Apr 11, 2014
An Oregon nonprofit may be processing donations a lot more than it's used to in the coming year.
Nearly six months ago, Nike Inc. chairman Phil Knight and his wife Penny Knight challenged the Oregon Health and Science University to raise $500 million within the next two years. The couple pledged the same amount in November, which kicked off the campaign for the Knight Cancer Challenge. The pledge is the largest matching grant of its kind in U.S. history, the Portland Tribune recently reported.
The objective of OHSU is not only to match the Knight's donation, but to also fund research to find smarter and faster ways to detect cancer - or when the disease is most curable, its website said. Dr. Brian Duker, the project's lead researcher, is confident the funds can be raised, and he's already looking to bolster his staff with industry standouts.
"I have two main jobs over the coming year," Duker told the Portland Business Journal. "Helping with the fundraising and doing everything I can to see that we make our match, and two, fulfilling our promise of putting together a team of investigators for the next challenge in cancer research."
Economic stimulation or nonprofit domination?
Large-scale fundraising efforts are often good ways to create local jobs and raise awareness for burgeoning nonprofit organizations. The Knight Cancer Challenge is aimed at doing both, in addition to dumping a significant sum of money back into the local Oregon economy. Moreover, the end result is unarguably admirable in that cancer has caused two times as many deaths worldwide than AIDS, malaria and tuberculosis combined. According to the U.S. Center for Disease Control and Prevention, the number of global deaths from cancer will increase nearly 80 percent by 2030 if a cure isn't found.
Despite the good intentions of Knight's Cancer Challenge, the inadvertent and indirect effects on other local nonprofits may be larger than the average donor thinks. OHSU has already secured more than $86 million in private commitments toward the match - but the lump sum of donations has many wondering whether the local resource pool is running dry for the rest of the area's charitable organizations.
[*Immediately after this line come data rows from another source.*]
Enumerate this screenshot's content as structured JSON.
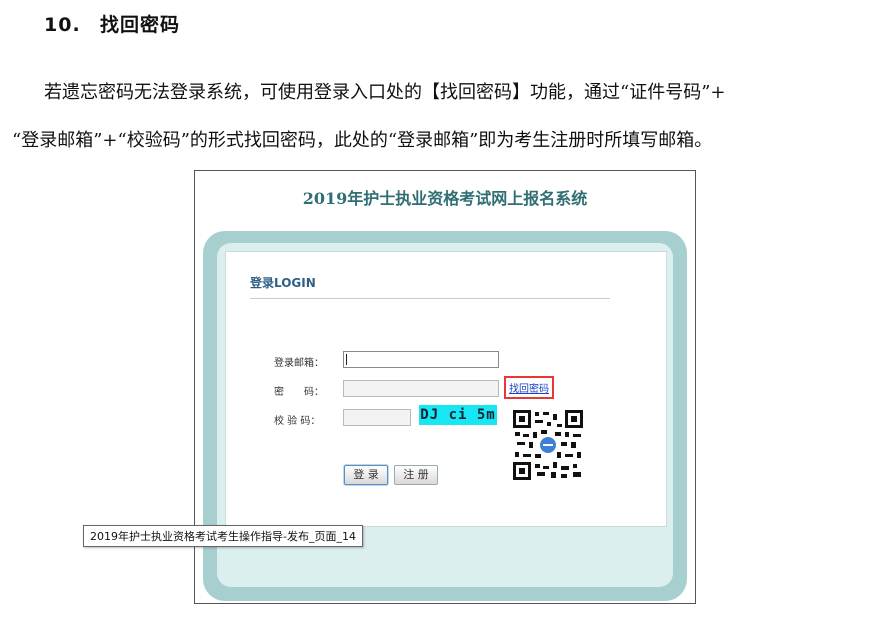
{
  "section": {
    "number": "10.",
    "title": "找回密码"
  },
  "paragraph": {
    "line1": "若遗忘密码无法登录系统，可使用登录入口处的【找回密码】功能，通过“证件号码”+",
    "line2": "“登录邮箱”+“校验码”的形式找回密码，此处的“登录邮箱”即为考生注册时所填写邮箱。"
  },
  "screenshot": {
    "system_title": "2019年护士执业资格考试网上报名系统",
    "login_title": "登录LOGIN",
    "fields": {
      "email_label": "登录邮箱：",
      "password_label": "密　　码：",
      "code_label": "校 验 码："
    },
    "forgot_link": "找回密码",
    "captcha_text": "DJ ci 5m",
    "buttons": {
      "login": "登 录",
      "register": "注 册"
    }
  },
  "tooltip": "2019年护士执业资格考试考生操作指导-发布_页面_14",
  "colors": {
    "title_teal": "#2f6f74",
    "frame_teal": "#a7cfcf",
    "highlight_red": "#e53935",
    "captcha_bg": "#17e7f2"
  }
}
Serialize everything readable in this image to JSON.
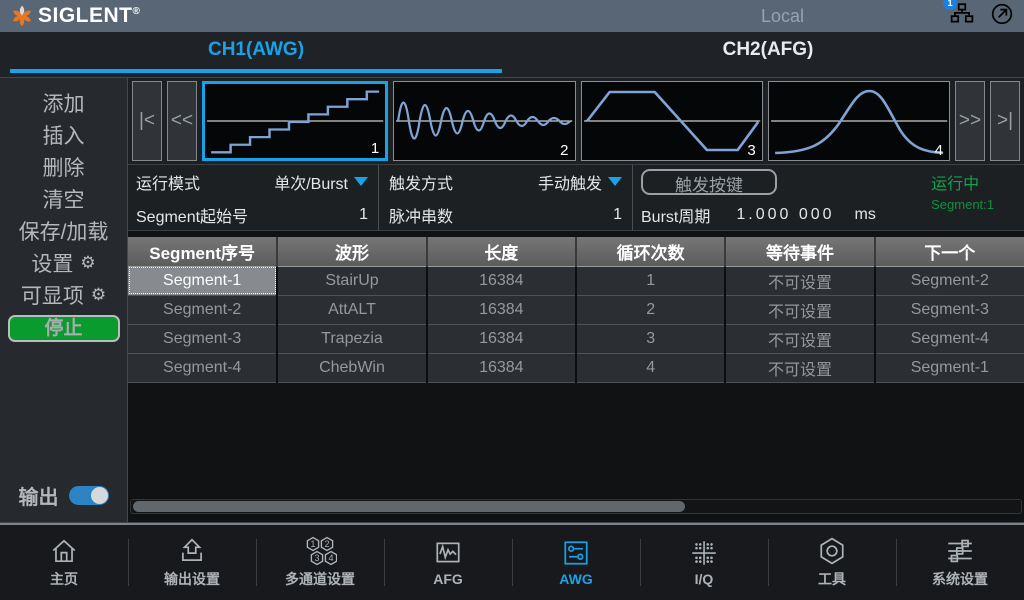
{
  "topbar": {
    "brand": "SIGLENT",
    "reg": "®",
    "status": "Local",
    "lan_badge": "1"
  },
  "tabs": [
    {
      "label": "CH1(AWG)",
      "active": true
    },
    {
      "label": "CH2(AFG)",
      "active": false
    }
  ],
  "sidebar": {
    "items": [
      {
        "label": "添加"
      },
      {
        "label": "插入"
      },
      {
        "label": "删除"
      },
      {
        "label": "清空"
      },
      {
        "label": "保存/加载"
      },
      {
        "label": "设置"
      },
      {
        "label": "可显项"
      }
    ],
    "stop_label": "停止",
    "output_label": "输出",
    "output_on": true
  },
  "strip": {
    "first": "|<",
    "prev": "<<",
    "next": ">>",
    "last": ">|",
    "thumbs": [
      {
        "num": "1",
        "wave": "StairUp",
        "selected": true
      },
      {
        "num": "2",
        "wave": "AttALT",
        "selected": false
      },
      {
        "num": "3",
        "wave": "Trapezia",
        "selected": false
      },
      {
        "num": "4",
        "wave": "ChebWin",
        "selected": false
      }
    ]
  },
  "settings": {
    "run_mode_label": "运行模式",
    "run_mode_value": "单次/Burst",
    "trigger_mode_label": "触发方式",
    "trigger_mode_value": "手动触发",
    "trigger_key_button": "触发按键",
    "seg_start_label": "Segment起始号",
    "seg_start_value": "1",
    "pulse_count_label": "脉冲串数",
    "pulse_count_value": "1",
    "burst_period_label": "Burst周期",
    "burst_period_value": "1.000 000",
    "burst_period_unit": "ms",
    "running_status": "运行中",
    "running_segment": "Segment:1"
  },
  "table": {
    "headers": [
      "Segment序号",
      "波形",
      "长度",
      "循环次数",
      "等待事件",
      "下一个"
    ],
    "rows": [
      [
        "Segment-1",
        "StairUp",
        "16384",
        "1",
        "不可设置",
        "Segment-2"
      ],
      [
        "Segment-2",
        "AttALT",
        "16384",
        "2",
        "不可设置",
        "Segment-3"
      ],
      [
        "Segment-3",
        "Trapezia",
        "16384",
        "3",
        "不可设置",
        "Segment-4"
      ],
      [
        "Segment-4",
        "ChebWin",
        "16384",
        "4",
        "不可设置",
        "Segment-1"
      ]
    ],
    "selected_cell": "Segment-1"
  },
  "nav": {
    "items": [
      {
        "label": "主页",
        "active": false
      },
      {
        "label": "输出设置",
        "active": false
      },
      {
        "label": "多通道设置",
        "active": false
      },
      {
        "label": "AFG",
        "active": false
      },
      {
        "label": "AWG",
        "active": true
      },
      {
        "label": "I/Q",
        "active": false
      },
      {
        "label": "工具",
        "active": false
      },
      {
        "label": "系统设置",
        "active": false
      }
    ]
  },
  "colors": {
    "accent": "#18a2e8",
    "running_green": "#14a24a",
    "stop_green": "#0a9b2e",
    "wave_blue": "#7fa3d4",
    "topbar_gray": "#596676"
  }
}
A recent OHSU survey regarding the matter found that 47 percent of local nonprofit respondents didn't feel that Knight's fundraiser would be a "rising tide that lifts all boats," the Portland Tribune said. Another 27 percent of charities said they were neutral on the matter. But as industry trends show, the nonprofit sector is typically pretty optimistic, so the survey results show a likely and legitimate cause for concern in the Pacific Northwest. One nonprofit who responded to the OHSU survey said it already had confirmation from a private donor that they would no longer be providing funding so they could contribute to the Knight foundation.
Despite local industry concern, most Oregon nonprofits reported increases in funding in 2013, the Portland Tribune added. But with a limited number of local resources to go around, Oregon charities will have to implement unique and creative ways to increase nonprofit payment processing.